What to produce: Reproduce all records verbatim.

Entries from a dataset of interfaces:
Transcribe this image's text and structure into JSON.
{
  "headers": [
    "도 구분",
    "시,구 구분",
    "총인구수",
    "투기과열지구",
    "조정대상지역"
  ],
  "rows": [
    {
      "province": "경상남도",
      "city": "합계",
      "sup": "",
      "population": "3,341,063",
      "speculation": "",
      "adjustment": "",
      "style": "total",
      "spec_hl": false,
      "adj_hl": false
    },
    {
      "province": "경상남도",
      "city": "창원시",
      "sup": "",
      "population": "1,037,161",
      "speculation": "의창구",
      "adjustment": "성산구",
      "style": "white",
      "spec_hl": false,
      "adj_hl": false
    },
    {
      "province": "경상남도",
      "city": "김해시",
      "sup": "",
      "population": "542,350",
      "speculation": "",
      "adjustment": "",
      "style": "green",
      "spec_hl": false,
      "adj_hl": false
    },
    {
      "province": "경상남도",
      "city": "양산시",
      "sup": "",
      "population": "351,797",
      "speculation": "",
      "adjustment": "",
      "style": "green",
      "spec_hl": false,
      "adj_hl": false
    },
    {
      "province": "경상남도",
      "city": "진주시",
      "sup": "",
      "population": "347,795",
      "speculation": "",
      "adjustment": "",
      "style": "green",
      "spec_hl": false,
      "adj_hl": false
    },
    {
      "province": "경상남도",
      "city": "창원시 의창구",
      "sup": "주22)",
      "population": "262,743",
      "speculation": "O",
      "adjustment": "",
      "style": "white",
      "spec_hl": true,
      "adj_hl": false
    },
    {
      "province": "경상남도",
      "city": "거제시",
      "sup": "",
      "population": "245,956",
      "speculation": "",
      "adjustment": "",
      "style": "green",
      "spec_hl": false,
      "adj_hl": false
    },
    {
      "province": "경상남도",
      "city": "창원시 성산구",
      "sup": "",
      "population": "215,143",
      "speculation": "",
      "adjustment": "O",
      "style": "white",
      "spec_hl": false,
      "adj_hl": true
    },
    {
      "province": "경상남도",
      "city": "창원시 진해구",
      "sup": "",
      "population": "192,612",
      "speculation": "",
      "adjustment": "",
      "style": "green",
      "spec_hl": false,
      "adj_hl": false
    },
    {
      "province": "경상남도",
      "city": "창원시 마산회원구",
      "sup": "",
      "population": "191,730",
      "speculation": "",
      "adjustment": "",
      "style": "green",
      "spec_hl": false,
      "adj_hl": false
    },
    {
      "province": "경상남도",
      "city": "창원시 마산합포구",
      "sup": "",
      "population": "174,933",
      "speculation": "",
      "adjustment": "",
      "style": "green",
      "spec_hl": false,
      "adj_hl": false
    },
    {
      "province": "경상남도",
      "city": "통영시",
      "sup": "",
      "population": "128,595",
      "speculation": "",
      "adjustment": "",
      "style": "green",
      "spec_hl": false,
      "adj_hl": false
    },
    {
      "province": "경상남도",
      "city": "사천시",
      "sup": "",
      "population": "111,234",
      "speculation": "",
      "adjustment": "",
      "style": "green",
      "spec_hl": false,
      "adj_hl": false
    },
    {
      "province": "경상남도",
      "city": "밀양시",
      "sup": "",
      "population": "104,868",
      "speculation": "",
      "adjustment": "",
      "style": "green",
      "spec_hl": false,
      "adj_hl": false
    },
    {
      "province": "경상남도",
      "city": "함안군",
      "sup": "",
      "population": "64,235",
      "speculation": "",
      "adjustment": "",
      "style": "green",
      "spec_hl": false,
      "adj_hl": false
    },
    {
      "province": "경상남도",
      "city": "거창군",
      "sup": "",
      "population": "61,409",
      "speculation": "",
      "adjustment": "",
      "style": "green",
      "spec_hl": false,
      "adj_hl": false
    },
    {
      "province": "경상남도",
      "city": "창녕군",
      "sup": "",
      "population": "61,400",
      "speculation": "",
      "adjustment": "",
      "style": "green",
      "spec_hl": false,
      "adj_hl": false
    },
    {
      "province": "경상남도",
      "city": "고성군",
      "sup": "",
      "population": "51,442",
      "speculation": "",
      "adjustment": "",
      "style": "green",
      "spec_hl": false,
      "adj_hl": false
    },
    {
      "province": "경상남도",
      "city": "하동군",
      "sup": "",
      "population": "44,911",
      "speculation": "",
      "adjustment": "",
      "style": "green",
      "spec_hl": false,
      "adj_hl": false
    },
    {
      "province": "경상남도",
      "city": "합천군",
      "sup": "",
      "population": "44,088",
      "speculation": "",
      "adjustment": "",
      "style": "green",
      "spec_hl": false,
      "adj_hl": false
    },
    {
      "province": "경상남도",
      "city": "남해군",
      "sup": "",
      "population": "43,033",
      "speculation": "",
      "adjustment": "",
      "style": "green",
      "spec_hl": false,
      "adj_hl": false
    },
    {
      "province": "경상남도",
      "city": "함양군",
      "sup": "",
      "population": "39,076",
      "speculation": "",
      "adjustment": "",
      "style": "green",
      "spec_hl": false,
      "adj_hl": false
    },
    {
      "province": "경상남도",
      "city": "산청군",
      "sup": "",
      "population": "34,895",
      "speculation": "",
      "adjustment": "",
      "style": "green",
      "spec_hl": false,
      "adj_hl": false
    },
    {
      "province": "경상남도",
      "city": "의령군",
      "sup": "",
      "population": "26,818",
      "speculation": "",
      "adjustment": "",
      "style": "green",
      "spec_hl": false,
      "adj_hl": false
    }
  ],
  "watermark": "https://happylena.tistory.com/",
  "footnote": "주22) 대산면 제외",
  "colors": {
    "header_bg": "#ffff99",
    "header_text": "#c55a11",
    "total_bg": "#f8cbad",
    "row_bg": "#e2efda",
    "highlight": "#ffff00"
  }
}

Response to this exercise:
Transcribe this image's text and structure into JSON.
{
  "headers": [
    "도 구분",
    "시,구 구분",
    "총인구수",
    "투기과열지구",
    "조정대상지역"
  ],
  "rows": [
    {
      "province": "경상남도",
      "city": "합계",
      "sup": "",
      "population": "3,341,063",
      "speculation": "",
      "adjustment": "",
      "style": "total",
      "spec_hl": false,
      "adj_hl": false
    },
    {
      "province": "경상남도",
      "city": "창원시",
      "sup": "",
      "population": "1,037,161",
      "speculation": "의창구",
      "adjustment": "성산구",
      "style": "white",
      "spec_hl": false,
      "adj_hl": false
    },
    {
      "province": "경상남도",
      "city": "김해시",
      "sup": "",
      "population": "542,350",
      "speculation": "",
      "adjustment": "",
      "style": "green",
      "spec_hl": false,
      "adj_hl": false
    },
    {
      "province": "경상남도",
      "city": "양산시",
      "sup": "",
      "population": "351,797",
      "speculation": "",
      "adjustment": "",
      "style": "green",
      "spec_hl": false,
      "adj_hl": false
    },
    {
      "province": "경상남도",
      "city": "진주시",
      "sup": "",
      "population": "347,795",
      "speculation": "",
      "adjustment": "",
      "style": "green",
      "spec_hl": false,
      "adj_hl": false
    },
    {
      "province": "경상남도",
      "city": "창원시 의창구",
      "sup": "주22)",
      "population": "262,743",
      "speculation": "O",
      "adjustment": "",
      "style": "white",
      "spec_hl": true,
      "adj_hl": false
    },
    {
      "province": "경상남도",
      "city": "거제시",
      "sup": "",
      "population": "245,956",
      "speculation": "",
      "adjustment": "",
      "style": "green",
      "spec_hl": false,
      "adj_hl": false
    },
    {
      "province": "경상남도",
      "city": "창원시 성산구",
      "sup": "",
      "population": "215,143",
      "speculation": "",
      "adjustment": "O",
      "style": "white",
      "spec_hl": false,
      "adj_hl": true
    },
    {
      "province": "경상남도",
      "city": "창원시 진해구",
      "sup": "",
      "population": "192,612",
      "speculation": "",
      "adjustment": "",
      "style": "green",
      "spec_hl": false,
      "adj_hl": false
    },
    {
      "province": "경상남도",
      "city": "창원시 마산회원구",
      "sup": "",
      "population": "191,730",
      "speculation": "",
      "adjustment": "",
      "style": "green",
      "spec_hl": false,
      "adj_hl": false
    },
    {
      "province": "경상남도",
      "city": "창원시 마산합포구",
      "sup": "",
      "population": "174,933",
      "speculation": "",
      "adjustment": "",
      "style": "green",
      "spec_hl": false,
      "adj_hl": false
    },
    {
      "province": "경상남도",
      "city": "통영시",
      "sup": "",
      "population": "128,595",
      "speculation": "",
      "adjustment": "",
      "style": "green",
      "spec_hl": false,
      "adj_hl": false
    },
    {
      "province": "경상남도",
      "city": "사천시",
      "sup": "",
      "population": "111,234",
      "speculation": "",
      "adjustment": "",
      "style": "green",
      "spec_hl": false,
      "adj_hl": false
    },
    {
      "province": "경상남도",
      "city": "밀양시",
      "sup": "",
      "population": "104,868",
      "speculation": "",
      "adjustment": "",
      "style": "green",
      "spec_hl": false,
      "adj_hl": false
    },
    {
      "province": "경상남도",
      "city": "함안군",
      "sup": "",
      "population": "64,235",
      "speculation": "",
      "adjustment": "",
      "style": "green",
      "spec_hl": false,
      "adj_hl": false
    },
    {
      "province": "경상남도",
      "city": "거창군",
      "sup": "",
      "population": "61,409",
      "speculation": "",
      "adjustment": "",
      "style": "green",
      "spec_hl": false,
      "adj_hl": false
    },
    {
      "province": "경상남도",
      "city": "창녕군",
      "sup": "",
      "population": "61,400",
      "speculation": "",
      "adjustment": "",
      "style": "green",
      "spec_hl": false,
      "adj_hl": false
    },
    {
      "province": "경상남도",
      "city": "고성군",
      "sup": "",
      "population": "51,442",
      "speculation": "",
      "adjustment": "",
      "style": "green",
      "spec_hl": false,
      "adj_hl": false
    },
    {
      "province": "경상남도",
      "city": "하동군",
      "sup": "",
      "population": "44,911",
      "speculation": "",
      "adjustment": "",
      "style": "green",
      "spec_hl": false,
      "adj_hl": false
    },
    {
      "province": "경상남도",
      "city": "합천군",
      "sup": "",
      "population": "44,088",
      "speculation": "",
      "adjustment": "",
      "style": "green",
      "spec_hl": false,
      "adj_hl": false
    },
    {
      "province": "경상남도",
      "city": "남해군",
      "sup": "",
      "population": "43,033",
      "speculation": "",
      "adjustment": "",
      "style": "green",
      "spec_hl": false,
      "adj_hl": false
    },
    {
      "province": "경상남도",
      "city": "함양군",
      "sup": "",
      "population": "39,076",
      "speculation": "",
      "adjustment": "",
      "style": "green",
      "spec_hl": false,
      "adj_hl": false
    },
    {
      "province": "경상남도",
      "city": "산청군",
      "sup": "",
      "population": "34,895",
      "speculation": "",
      "adjustment": "",
      "style": "green",
      "spec_hl": false,
      "adj_hl": false
    },
    {
      "province": "경상남도",
      "city": "의령군",
      "sup": "",
      "population": "26,818",
      "speculation": "",
      "adjustment": "",
      "style": "green",
      "spec_hl": false,
      "adj_hl": false
    }
  ],
  "watermark": "https://happylena.tistory.com/",
  "footnote": "주22) 대산면 제외",
  "colors": {
    "header_bg": "#ffff99",
    "header_text": "#c55a11",
    "total_bg": "#f8cbad",
    "row_bg": "#e2efda",
    "highlight": "#ffff00"
  }
}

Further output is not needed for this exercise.